The art of tracking diamonds through the blockchain | #IBMEdge

Leanne Kemp - IBM Edge 2016

The crypto currency Bitcoin is in the news these days, but the real innovation is Bitcoin’s other half, the blockchain. A blockchain is a sort of distributed recording device, a ledger that is held on many computers so that it cannot easily be forged or altered. This blockchain ledger is a powerful way to bring transparency and trust to any number of industries.

To shed some light on how the blockchain is being used in the wild, Dave Vellante (@dvellante) and Stu Miniman (@stu), cohosts of theCUBE, from the SiliconANGLE Media team, went to the IBM Edge 2016 conference in Las Vegas. There, they met with Leanne Kemp, founder and CEO of London-based startup Everledger, which provides an immutable ledger for diamond identification and transaction verification.

Blockchains and diamonds

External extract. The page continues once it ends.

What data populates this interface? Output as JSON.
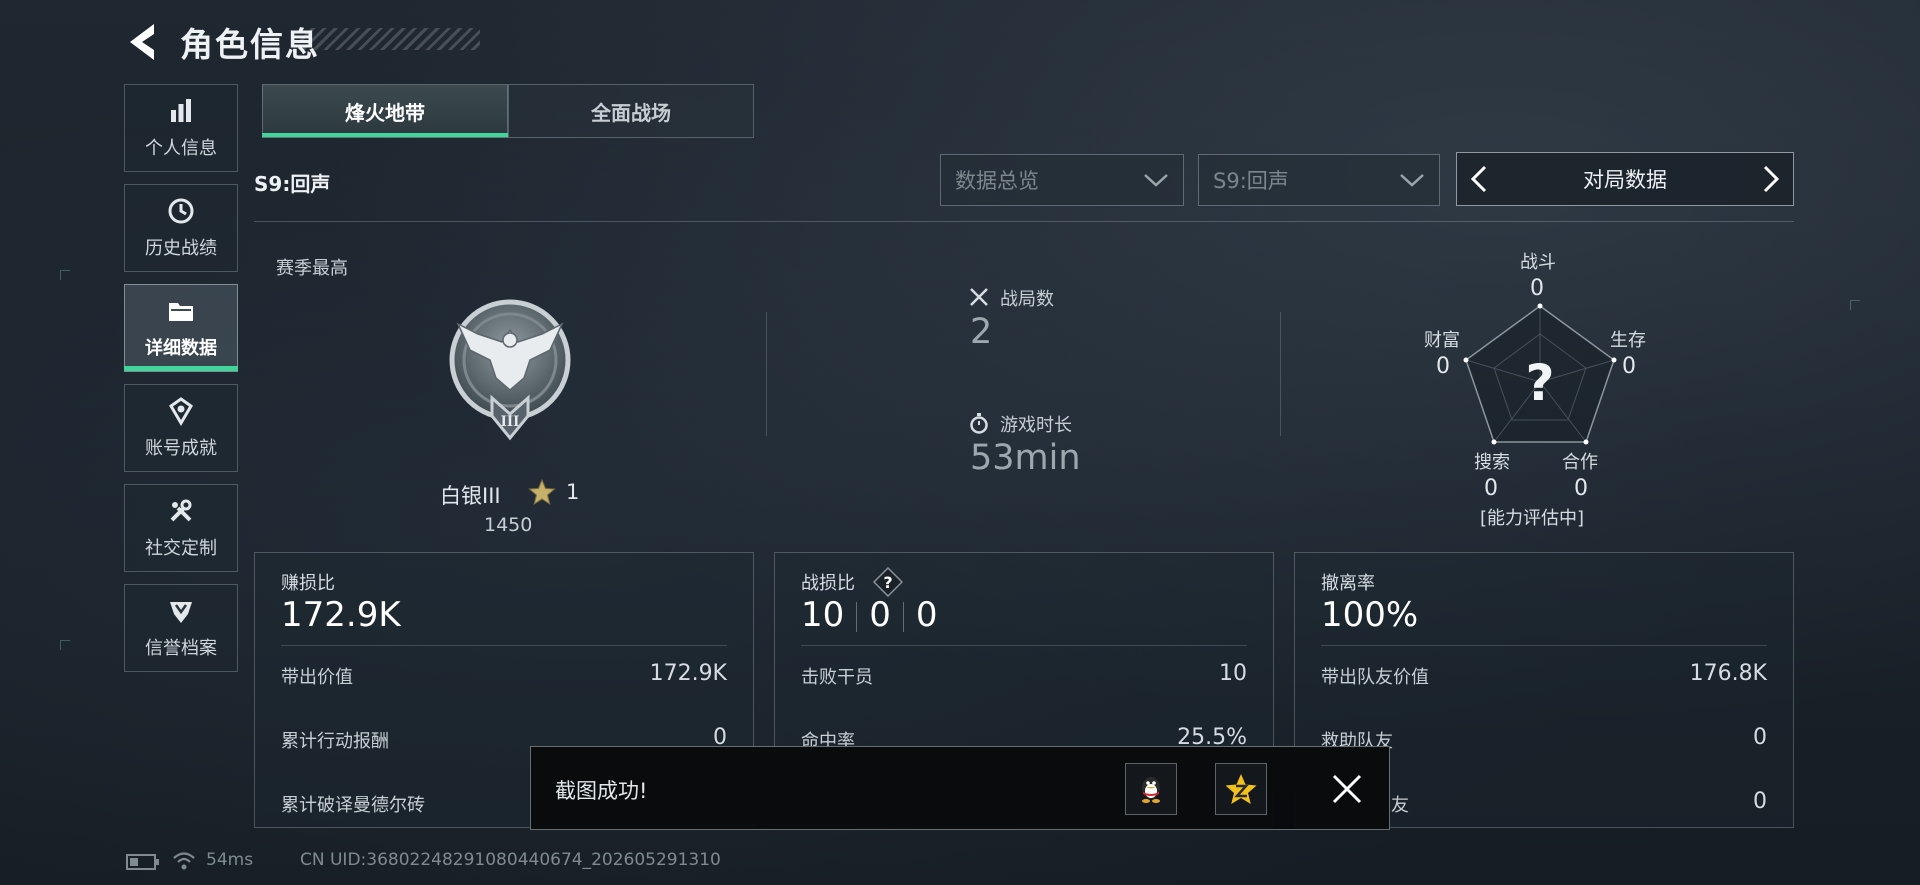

The conversation opened with a look at Everledger itself. Kemp explained that the company is bringing transparency to the once-opaque diamond market. She stated that most people see Everledger as a blockchain business, but that she thinks of it as an emerging technology company.

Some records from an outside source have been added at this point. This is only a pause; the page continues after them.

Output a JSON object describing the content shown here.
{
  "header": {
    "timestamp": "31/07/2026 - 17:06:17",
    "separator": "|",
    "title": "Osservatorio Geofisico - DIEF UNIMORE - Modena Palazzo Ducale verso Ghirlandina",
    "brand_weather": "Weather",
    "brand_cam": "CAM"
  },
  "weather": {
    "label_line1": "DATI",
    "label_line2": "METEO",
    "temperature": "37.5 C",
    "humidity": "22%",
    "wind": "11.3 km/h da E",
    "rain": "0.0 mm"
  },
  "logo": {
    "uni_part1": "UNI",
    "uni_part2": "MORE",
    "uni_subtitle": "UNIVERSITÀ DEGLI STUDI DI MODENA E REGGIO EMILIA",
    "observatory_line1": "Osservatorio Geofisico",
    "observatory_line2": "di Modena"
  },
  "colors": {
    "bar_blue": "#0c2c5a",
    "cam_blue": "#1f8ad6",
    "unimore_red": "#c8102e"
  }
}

Kemp mentioned that when she saw the emergence of Bitcoin, she understood where its applications could lie. It was easy to decouple the currency from the ledger so the ledger could be used to prevent fraud. While she understood the problem early on, at the time she hadn’t considered the scale of the issue or how it could extend into other areas.

Working with IBM

Confronted by the scope of the problem, Everledger needed a partner. Kemp described how in the first year, it managed to onboard a million diamonds. But what about scaling up to handle hundreds of millions across the world? It wanted to look toward a tech innovator it could trust. IBM fit the bill.

“As a CEO, I sleep at night knowing we have IBM,” Kemp said.

Taking a moment, Kemp then elaborated on how the process works. There are two types of diamonds, rough and polished. As these stones cross borders in trade, they’re inspected. A challenge Everledger faced was bringing Internet of Things support to the diamond pipeline. Now, though, it can pull all those data points and layer them into the blockchain.

Watch the complete video interview below, and be sure to check out more of SiliconANGLE and theCUBE’s coverage of IBM Edge 2016.

Photo by SiliconANGLE